For the love of Lolli

28th Mar, 2018

Written by Yolande van der Merwe

Photographs supplied by The Rhino Orphanage

Rhino calf Mofalodi – nicknamed Lolli – was first seen sitting lonely and bewildered beside her mother’s body in the Pilanesburg National Park. Tragically, she had become another victim of poachers. A rhino calf like Lolli doesn’t stand much chance of survival without its mother.

Unfortunately, before she could be helped, the frightened calf ran away and disappeared into the bush.

A wild rhino chase

Various rescue teams kept searching for her, knowing that she was in great peril on her own in the bush. But to no avail. The vulnerable rhino calf was nowhere to be seen.

Two days later, in the late afternoon, she was spotted again – about 7km from her dead mother; and once again she ran away before the team could catch her. Another two days later, she somehow found her way back to her mother’s body. The rescue team was contacted, but when they tried to capture her, the terrified calf made a run for it once more, covering another 5km before being successfully captured. 

Five kilometres is a very long distance, and a very risky situation indeed for a five-month-old rhino calf as the reserve has several large predators, including lion and hyena, which could easily take down a rhino that small. 

A lost little soul

She was brought to us at The Rhino Orphanage and we named her Mafolodi – Setswana for “survivor”. Lolli was very stressed in the beginning and kept walking around in circles, even when she was blindfolded to minimise her stress. (The orphanage uses blindfolds and earplugs to minimise outside stimuli and, in so doing, reduce the stress experienced by these traumatised orphans.)

She was also dehydrated and weak but didn’t want anything to drink.
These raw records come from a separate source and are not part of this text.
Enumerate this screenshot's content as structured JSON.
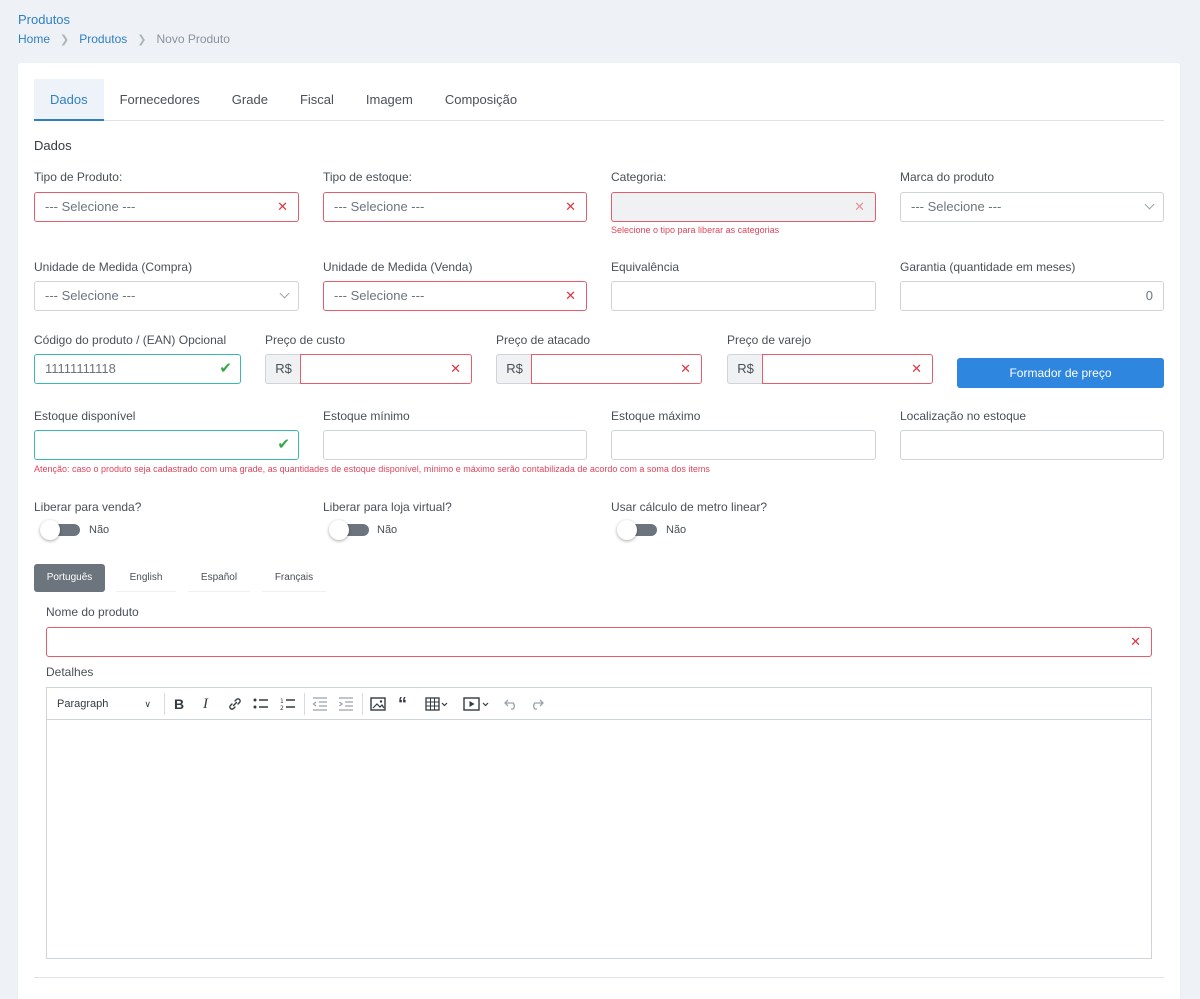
{
  "header": {
    "title": "Produtos",
    "breadcrumb": [
      "Home",
      "Produtos",
      "Novo Produto"
    ]
  },
  "tabs": [
    "Dados",
    "Fornecedores",
    "Grade",
    "Fiscal",
    "Imagem",
    "Composição"
  ],
  "section_title": "Dados",
  "fields": {
    "tipo_produto": {
      "label": "Tipo de Produto:",
      "value": "--- Selecione ---"
    },
    "tipo_estoque": {
      "label": "Tipo de estoque:",
      "value": "--- Selecione ---"
    },
    "categoria": {
      "label": "Categoria:",
      "hint": "Selecione o tipo para liberar as categorias"
    },
    "marca": {
      "label": "Marca do produto",
      "value": "--- Selecione ---"
    },
    "unidade_compra": {
      "label": "Unidade de Medida (Compra)",
      "value": "--- Selecione ---"
    },
    "unidade_venda": {
      "label": "Unidade de Medida (Venda)",
      "value": "--- Selecione ---"
    },
    "equivalencia": {
      "label": "Equivalência",
      "value": ""
    },
    "garantia": {
      "label": "Garantia (quantidade em meses)",
      "value": "0"
    },
    "codigo": {
      "label": "Código do produto / (EAN) Opcional",
      "value": "11111111118"
    },
    "preco_custo": {
      "label": "Preço de custo",
      "prefix": "R$"
    },
    "preco_atacado": {
      "label": "Preço de atacado",
      "prefix": "R$"
    },
    "preco_varejo": {
      "label": "Preço de varejo",
      "prefix": "R$"
    },
    "formador_button": "Formador de preço",
    "estoque_disponivel": {
      "label": "Estoque disponível",
      "value": ""
    },
    "estoque_minimo": {
      "label": "Estoque mínimo",
      "value": ""
    },
    "estoque_maximo": {
      "label": "Estoque máximo",
      "value": ""
    },
    "localizacao": {
      "label": "Localização no estoque",
      "value": ""
    },
    "estoque_warning": "Atenção: caso o produto seja cadastrado com uma grade, as quantidades de estoque disponível, mínimo e máximo serão contabilizada de acordo com a soma dos items"
  },
  "toggles": [
    {
      "label": "Liberar para venda?",
      "state": "Não"
    },
    {
      "label": "Liberar para loja virtual?",
      "state": "Não"
    },
    {
      "label": "Usar cálculo de metro linear?",
      "state": "Não"
    }
  ],
  "languages": [
    "Português",
    "English",
    "Español",
    "Français"
  ],
  "nome_produto": {
    "label": "Nome do produto",
    "value": ""
  },
  "detalhes": {
    "label": "Detalhes",
    "block_format": "Paragraph"
  },
  "colors": {
    "accent": "#2f7fc1",
    "primary_button": "#2e86de",
    "error": "#dc3545",
    "success": "#37a847"
  }
}
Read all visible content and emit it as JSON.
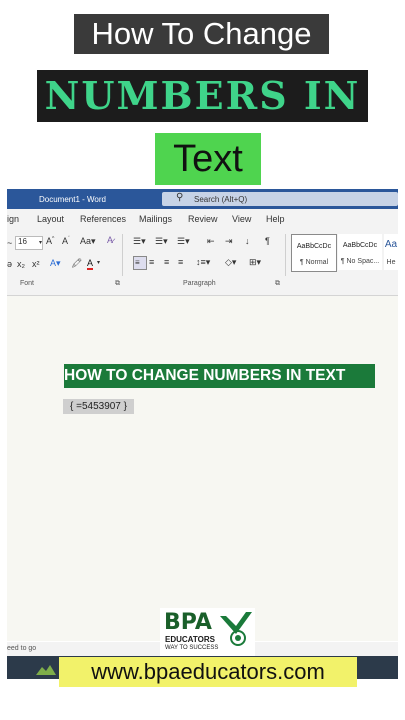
{
  "overlay": {
    "line1": "How To Change",
    "line2": "NUMBERS IN",
    "line3": "Text"
  },
  "word": {
    "window_title": "Document1 - Word",
    "search_placeholder": "Search (Alt+Q)",
    "tabs": [
      "ign",
      "Layout",
      "References",
      "Mailings",
      "Review",
      "View",
      "Help"
    ],
    "font_size": "16",
    "styles": [
      {
        "preview": "AaBbCcDc",
        "name": "¶ Normal"
      },
      {
        "preview": "AaBbCcDc",
        "name": "¶ No Spac..."
      },
      {
        "preview": "Aa",
        "name": "He"
      }
    ],
    "groups": {
      "font": "Font",
      "paragraph": "Paragraph"
    },
    "document": {
      "heading": "HOW TO CHANGE NUMBERS IN TEXT",
      "field": "{ =545390​7 }"
    },
    "status": "eed to go"
  },
  "branding": {
    "logo_main": "BPA",
    "logo_sub": "EDUCATORS",
    "logo_tagline": "WAY TO SUCCESS",
    "website": "www.bpaeducators.com"
  },
  "colors": {
    "word_blue": "#2b579a",
    "heading_green": "#1b7a3a",
    "title_green_text": "#3fd48a",
    "text_highlight_green": "#4fd44f",
    "website_yellow": "#f2f26a"
  }
}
It took 10 very long hours to try and get her onto milk, during which she was fed and rehydrated intravenously. We tried to keep her as calm as possible until she was stronger. 

When we removed the blindfold, we expected all the rage and fear that a wild animal could possibly harbour after such a traumatic event. But, instead, we found only a lost little soul that just wanted anything warm and with a pulse to stay close to for comfort. 

A friend in need

Lolli adapted well to her new home, growing stronger and more confident by the day. First, she trusted her carers enough to venture outside, and then began exploring larger areas. But she must have longed for company of her own age.

Then, just over two weeks after Lolli’s arrival, we were phoned again: this time, a six-week-old rhino calf had been left orphaned, also by poachers, also left by her mother’s side. In the early hours of the morning, the team set out to fetch the calf. She went through the same things Lolli did, from being darted and taken to the orphanage to being blindfolded and encouraged to take milk. Once she was strong enough, the newbie was introduced to Lolli.

The orphaned rhinos have become the best of friends. They went out for a bushwalk together with their carers and had a wonderful time, and Lottie learned how to graze by copying Lolli. It seems like Charlotte sees Lolli as her big sister and copies everything she does. They do everything together, including all the naughty things.  

Find out more about Mafalodi, Lottie and their friends on Saving the Pilanesberg Rhinos’ Facebook page